But that is not all. The light that pervades the painting is still a wintry, twilight light. One would say Easter dawn. Yet the sun is already high, and judging by the time of year one might say it is heading toward noon. If you bring your eyes closer to the painting you can see, far below, a trace, later erased by the artist, where the sun was probably originally placed, in a position that would seem more consistent with the still dim light. But Friedrich later wanted to move the sun further up.
So the visitors to the cemetery, starting with the women in the foreground, are not just here to mourn a dead person. A hope, a foreboding moves the sad footsteps, a strange heartbeat mingles with the mourning. This is what happened one morning, two thousand years ago, when three women went to the Sepulchre and a strange man in white robes (I remember that white robes were meant for the insane) spoke puzzling words to them.
Nature itself seems to have gone mad: what is that high sun at this hour?
The great German artist helps us to read Easter thus: not as a prodigy in its own right, but rather as an impossible correspondence. The women who that morning went up to the Sepulchre, yes, had death in their hearts but an unspeakable hope lurked within their sadness. Let us go and see, they must have said to themselves, perhaps with tears in their eyes but with that unconfessed hope to place one foot behind the other.
And meanwhile, the sun is already high. This – the artist seems to want to tell us – is the life of faith, our life, poor and fragile, and yet so strangely certain, because that man who should lie in the tomb has told us and shown us: we are not made for death.
Pope Francis' words underscore the meaning of what the picture tells us: faith is not made up of speeches, demonstrations, equations.

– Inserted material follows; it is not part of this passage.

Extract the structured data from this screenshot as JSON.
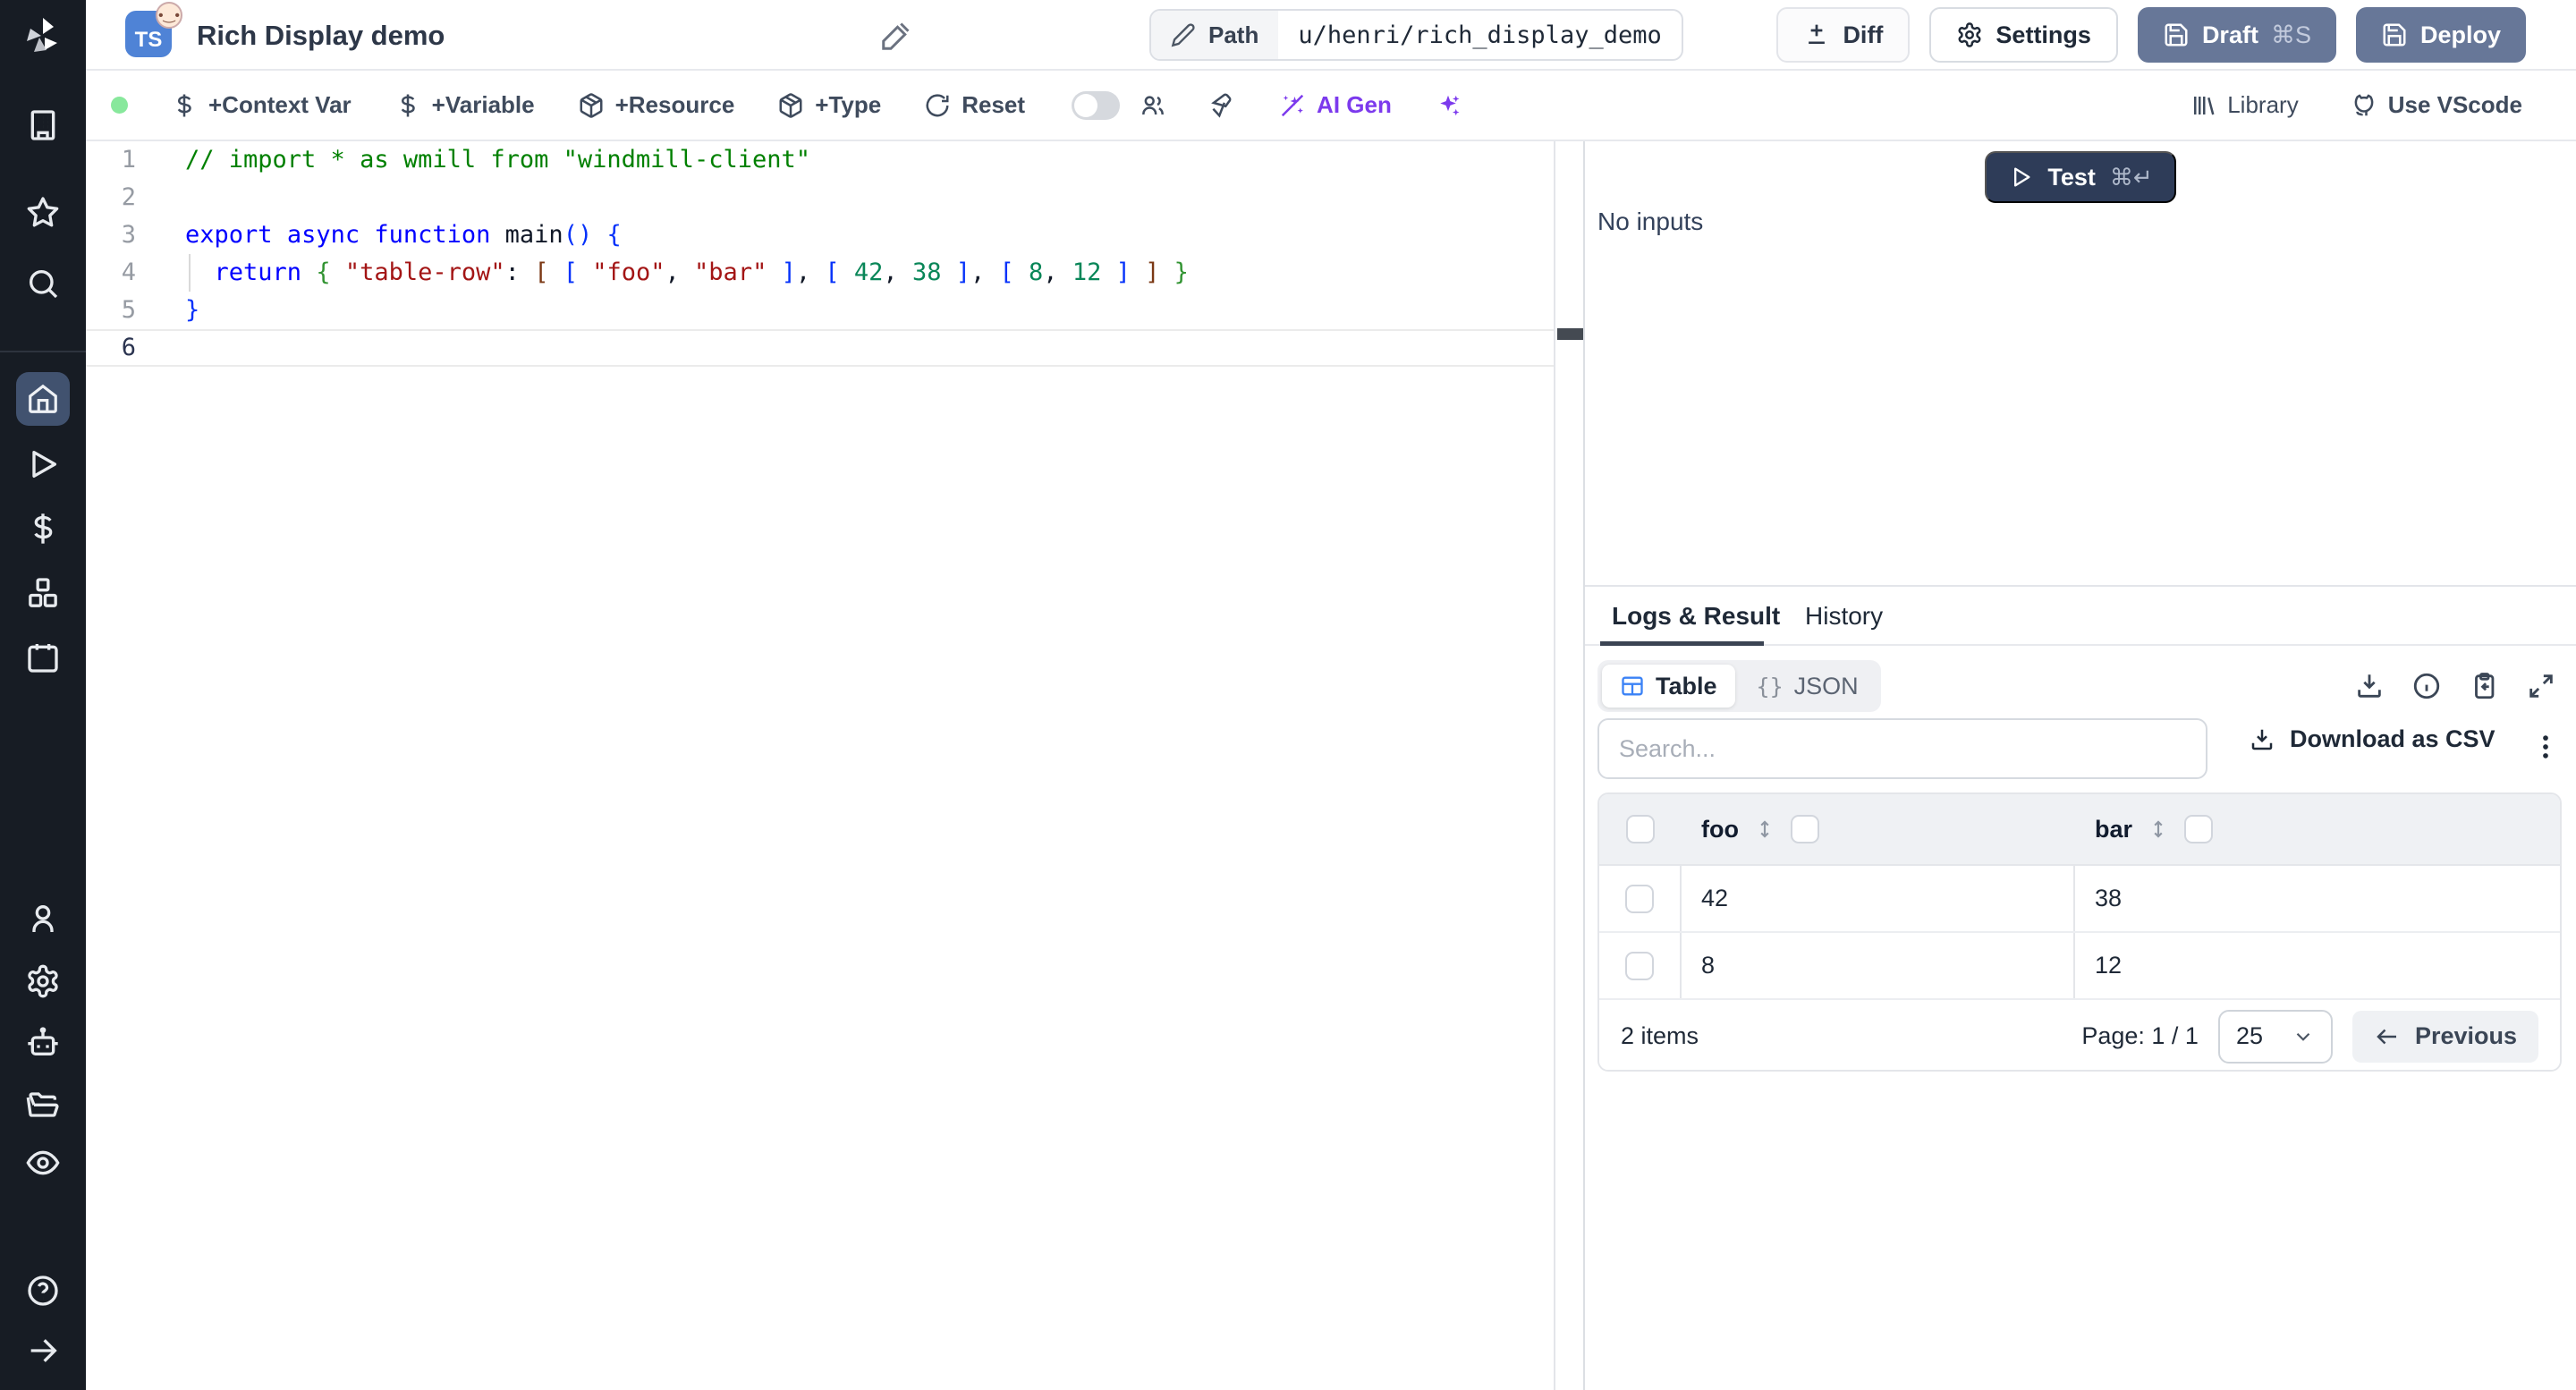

Faith is a path, everyone's path, the path of our lives, and it is along this normal path full of obstacles, grief and annoyances that God became our companion to "share this path with us and to offer us his gaze so that we might see the light within it." The Pope insists on the idea of light: God does not offer us explanations, his answer is "a history of goodness which touches every story of suffering and opens up a ray of light.” It is not a light that is added to reality (a Christian is not a visionary), it is the very light of reality, which a deep obstacle – original sin– would prevent us from seeing without the continuous presence, in time and space, of an expected and, at the same time, unpredictable Grace, like that sun already high in the morning twilight.
Thus the law of life changes: not a path towards death, but a "present and permanent restart," as Fr. Giussani has always reminded us. It is not the fall that defines the person, but their continuous restart. Resumption, restart are the poor, everyday words that best translate the great word Resurrection, which would remain a wonderful legend if it did not become a possible human experience in every moment. The adult person is someone who bases their daily morality on this unimaginable gift. And so, Fr. Giussani reminds us, "every day, every hour, every minute of our lives, resurrecting, resuming, recommencing must set our path, must be the law."
Friedrich's painting is the sensitive, existential illustration of this experience at once everyday and exceptional, everyday and heroic (as St. John Paul II put it). It is still cold, the pain is still alive, but the cold and the pain are already within a new story.
As so many friends have witnessed to us, even recently, friends often young, like dear Silvia Simoncini, who leaving us – in suffering and therefore without any rhetoric – have pointed out this path of faith to us with confidence, not as a dream, but as the only, true, real road for all human beings.